## WHAT YOU NEED TO DO
Where a line in the records holds "your", count it once; return only the final number.

• • •

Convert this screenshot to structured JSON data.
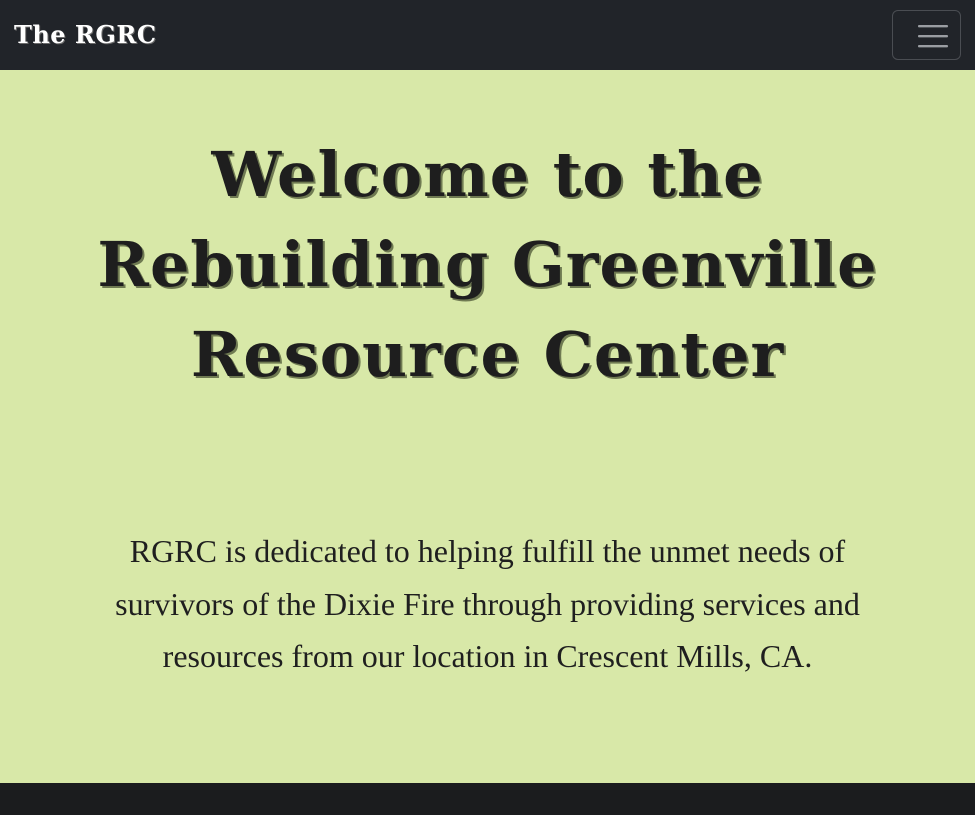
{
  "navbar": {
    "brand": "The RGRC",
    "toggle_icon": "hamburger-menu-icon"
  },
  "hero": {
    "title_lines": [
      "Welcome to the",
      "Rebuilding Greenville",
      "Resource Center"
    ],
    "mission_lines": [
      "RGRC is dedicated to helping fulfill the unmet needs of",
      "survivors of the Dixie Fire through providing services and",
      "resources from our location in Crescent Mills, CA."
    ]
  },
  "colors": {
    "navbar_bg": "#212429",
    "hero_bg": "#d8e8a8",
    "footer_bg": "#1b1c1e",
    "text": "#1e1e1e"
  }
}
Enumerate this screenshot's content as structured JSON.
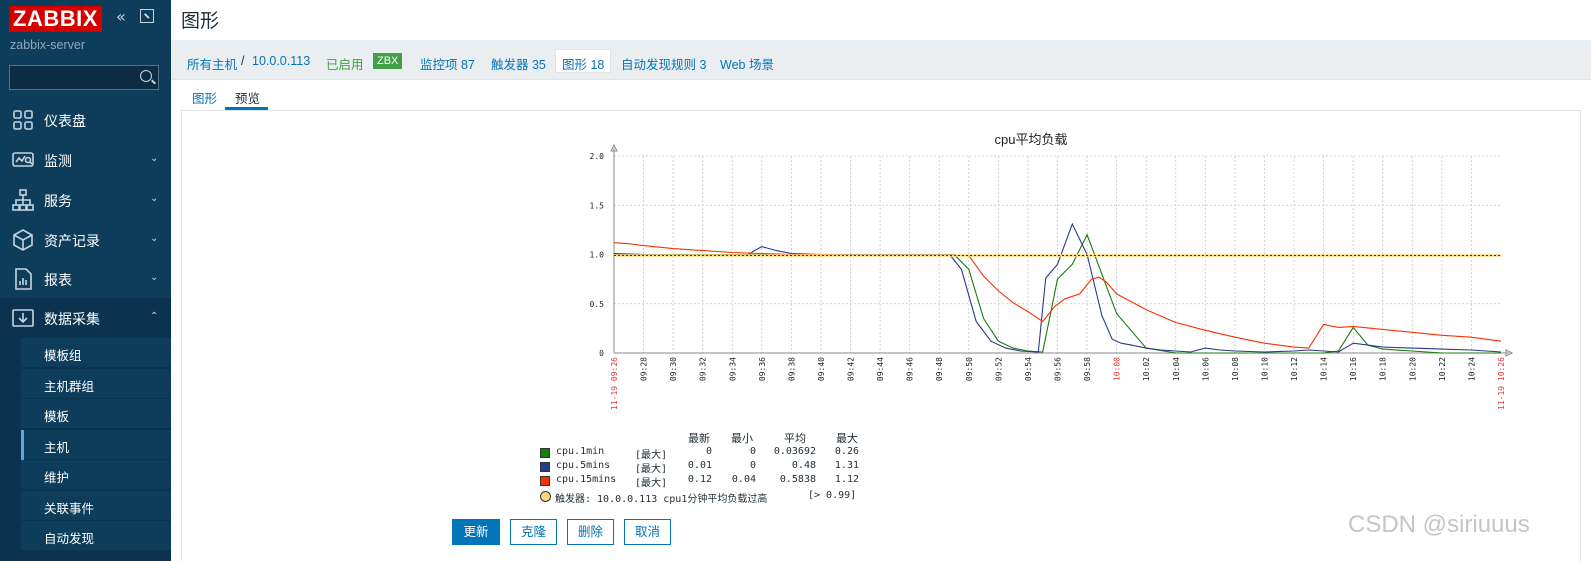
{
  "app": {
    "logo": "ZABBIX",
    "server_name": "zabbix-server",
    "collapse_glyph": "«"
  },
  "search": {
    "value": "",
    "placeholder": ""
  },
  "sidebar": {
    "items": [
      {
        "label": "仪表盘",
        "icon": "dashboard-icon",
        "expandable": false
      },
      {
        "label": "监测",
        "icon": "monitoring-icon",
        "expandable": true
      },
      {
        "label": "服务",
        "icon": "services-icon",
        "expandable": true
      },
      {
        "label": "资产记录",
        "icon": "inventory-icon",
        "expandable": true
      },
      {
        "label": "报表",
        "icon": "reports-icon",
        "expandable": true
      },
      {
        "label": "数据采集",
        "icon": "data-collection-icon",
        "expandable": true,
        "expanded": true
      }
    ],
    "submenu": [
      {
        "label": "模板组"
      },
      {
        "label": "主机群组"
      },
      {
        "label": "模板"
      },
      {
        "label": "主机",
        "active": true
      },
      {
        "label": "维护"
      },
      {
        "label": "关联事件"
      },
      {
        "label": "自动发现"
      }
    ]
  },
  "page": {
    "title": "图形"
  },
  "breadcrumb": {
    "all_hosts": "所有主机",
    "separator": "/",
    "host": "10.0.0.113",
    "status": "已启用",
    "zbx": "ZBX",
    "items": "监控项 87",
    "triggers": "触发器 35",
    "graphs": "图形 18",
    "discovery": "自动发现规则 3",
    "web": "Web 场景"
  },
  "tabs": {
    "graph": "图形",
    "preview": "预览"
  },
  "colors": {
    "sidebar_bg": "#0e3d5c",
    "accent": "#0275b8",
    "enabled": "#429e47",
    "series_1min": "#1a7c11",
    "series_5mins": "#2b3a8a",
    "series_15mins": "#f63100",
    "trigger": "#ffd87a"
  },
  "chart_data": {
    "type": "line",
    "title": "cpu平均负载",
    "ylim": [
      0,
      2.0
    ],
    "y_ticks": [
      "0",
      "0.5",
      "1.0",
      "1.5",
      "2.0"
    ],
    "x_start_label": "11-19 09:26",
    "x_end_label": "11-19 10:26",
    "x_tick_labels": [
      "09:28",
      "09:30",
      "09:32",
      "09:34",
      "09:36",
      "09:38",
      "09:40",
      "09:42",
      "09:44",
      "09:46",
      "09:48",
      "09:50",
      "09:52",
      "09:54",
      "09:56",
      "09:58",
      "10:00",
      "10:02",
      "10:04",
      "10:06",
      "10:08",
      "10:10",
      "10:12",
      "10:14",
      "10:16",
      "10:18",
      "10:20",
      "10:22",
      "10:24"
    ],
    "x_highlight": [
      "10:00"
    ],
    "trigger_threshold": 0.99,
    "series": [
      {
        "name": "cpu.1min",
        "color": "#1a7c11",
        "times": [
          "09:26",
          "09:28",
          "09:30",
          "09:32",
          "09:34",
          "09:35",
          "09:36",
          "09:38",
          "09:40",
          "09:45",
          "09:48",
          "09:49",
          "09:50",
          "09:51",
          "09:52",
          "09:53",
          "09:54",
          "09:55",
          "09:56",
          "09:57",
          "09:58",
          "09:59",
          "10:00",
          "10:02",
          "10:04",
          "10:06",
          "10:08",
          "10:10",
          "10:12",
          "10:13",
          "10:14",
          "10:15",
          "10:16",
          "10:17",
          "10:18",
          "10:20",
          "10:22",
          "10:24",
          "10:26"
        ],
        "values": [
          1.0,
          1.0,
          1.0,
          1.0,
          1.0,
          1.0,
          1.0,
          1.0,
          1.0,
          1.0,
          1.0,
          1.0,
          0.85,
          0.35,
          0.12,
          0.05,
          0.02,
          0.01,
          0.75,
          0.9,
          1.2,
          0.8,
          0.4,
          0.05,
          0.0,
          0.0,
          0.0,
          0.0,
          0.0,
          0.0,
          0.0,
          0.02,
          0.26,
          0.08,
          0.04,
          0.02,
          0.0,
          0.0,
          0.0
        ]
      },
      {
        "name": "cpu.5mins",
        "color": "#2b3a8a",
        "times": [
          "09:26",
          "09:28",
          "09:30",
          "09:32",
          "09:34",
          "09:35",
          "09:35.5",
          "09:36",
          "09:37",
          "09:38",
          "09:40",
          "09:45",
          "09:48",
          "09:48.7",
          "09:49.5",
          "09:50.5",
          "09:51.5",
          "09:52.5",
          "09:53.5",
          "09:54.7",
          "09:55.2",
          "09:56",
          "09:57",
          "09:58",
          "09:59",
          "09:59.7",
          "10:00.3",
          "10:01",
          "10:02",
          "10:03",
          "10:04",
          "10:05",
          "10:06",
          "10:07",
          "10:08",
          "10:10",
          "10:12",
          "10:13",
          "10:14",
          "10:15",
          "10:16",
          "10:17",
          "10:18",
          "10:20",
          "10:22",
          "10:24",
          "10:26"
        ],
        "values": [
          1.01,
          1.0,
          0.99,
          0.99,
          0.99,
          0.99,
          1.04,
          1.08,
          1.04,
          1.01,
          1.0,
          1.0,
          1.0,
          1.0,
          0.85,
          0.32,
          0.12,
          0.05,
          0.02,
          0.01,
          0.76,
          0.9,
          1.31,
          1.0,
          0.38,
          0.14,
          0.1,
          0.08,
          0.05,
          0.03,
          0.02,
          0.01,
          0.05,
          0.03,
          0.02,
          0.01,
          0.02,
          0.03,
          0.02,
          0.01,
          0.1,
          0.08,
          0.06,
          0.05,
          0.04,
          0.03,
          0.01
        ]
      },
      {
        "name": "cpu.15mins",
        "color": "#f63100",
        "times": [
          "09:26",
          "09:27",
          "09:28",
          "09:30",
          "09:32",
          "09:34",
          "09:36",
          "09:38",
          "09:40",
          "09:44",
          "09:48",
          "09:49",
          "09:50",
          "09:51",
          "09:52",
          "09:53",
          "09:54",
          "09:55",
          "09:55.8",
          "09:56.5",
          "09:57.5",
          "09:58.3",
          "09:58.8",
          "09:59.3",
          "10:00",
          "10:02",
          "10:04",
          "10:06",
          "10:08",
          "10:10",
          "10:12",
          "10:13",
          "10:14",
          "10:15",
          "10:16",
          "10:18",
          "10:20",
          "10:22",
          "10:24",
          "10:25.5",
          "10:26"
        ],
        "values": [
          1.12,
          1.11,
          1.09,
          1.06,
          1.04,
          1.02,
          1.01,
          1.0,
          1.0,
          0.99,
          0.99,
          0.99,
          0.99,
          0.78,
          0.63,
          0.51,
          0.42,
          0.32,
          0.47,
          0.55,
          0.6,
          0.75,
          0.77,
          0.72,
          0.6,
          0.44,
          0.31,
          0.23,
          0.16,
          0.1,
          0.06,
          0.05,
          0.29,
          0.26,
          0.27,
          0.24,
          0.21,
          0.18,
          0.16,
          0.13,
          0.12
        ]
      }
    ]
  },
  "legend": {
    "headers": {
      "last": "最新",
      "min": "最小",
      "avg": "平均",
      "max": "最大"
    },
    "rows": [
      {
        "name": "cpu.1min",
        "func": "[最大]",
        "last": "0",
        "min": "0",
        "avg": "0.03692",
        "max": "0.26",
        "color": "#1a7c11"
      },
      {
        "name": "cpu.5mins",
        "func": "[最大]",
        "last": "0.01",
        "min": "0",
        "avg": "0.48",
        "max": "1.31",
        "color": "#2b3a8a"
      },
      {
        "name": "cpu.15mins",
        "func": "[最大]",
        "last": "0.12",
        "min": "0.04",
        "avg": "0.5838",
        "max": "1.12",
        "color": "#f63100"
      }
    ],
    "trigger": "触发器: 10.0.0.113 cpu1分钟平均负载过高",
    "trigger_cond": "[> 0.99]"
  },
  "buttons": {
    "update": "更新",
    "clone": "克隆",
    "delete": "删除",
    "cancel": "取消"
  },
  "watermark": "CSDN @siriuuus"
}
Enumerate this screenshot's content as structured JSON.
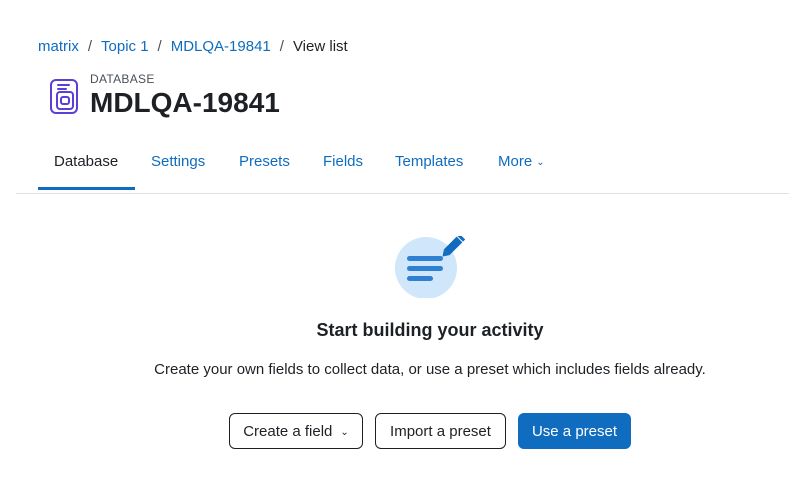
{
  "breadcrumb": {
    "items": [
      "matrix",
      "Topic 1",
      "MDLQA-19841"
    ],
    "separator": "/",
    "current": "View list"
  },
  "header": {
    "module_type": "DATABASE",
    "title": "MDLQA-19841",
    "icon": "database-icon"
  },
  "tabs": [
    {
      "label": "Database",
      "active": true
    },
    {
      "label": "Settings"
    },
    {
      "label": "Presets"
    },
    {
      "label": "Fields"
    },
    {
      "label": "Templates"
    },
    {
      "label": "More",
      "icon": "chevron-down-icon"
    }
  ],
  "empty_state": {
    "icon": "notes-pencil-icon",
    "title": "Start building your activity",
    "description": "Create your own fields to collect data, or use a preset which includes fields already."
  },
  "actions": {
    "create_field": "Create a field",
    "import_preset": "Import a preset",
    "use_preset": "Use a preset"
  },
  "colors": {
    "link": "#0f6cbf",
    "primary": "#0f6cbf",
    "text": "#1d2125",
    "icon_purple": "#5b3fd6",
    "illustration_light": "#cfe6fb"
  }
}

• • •

## ANSWER BOX
2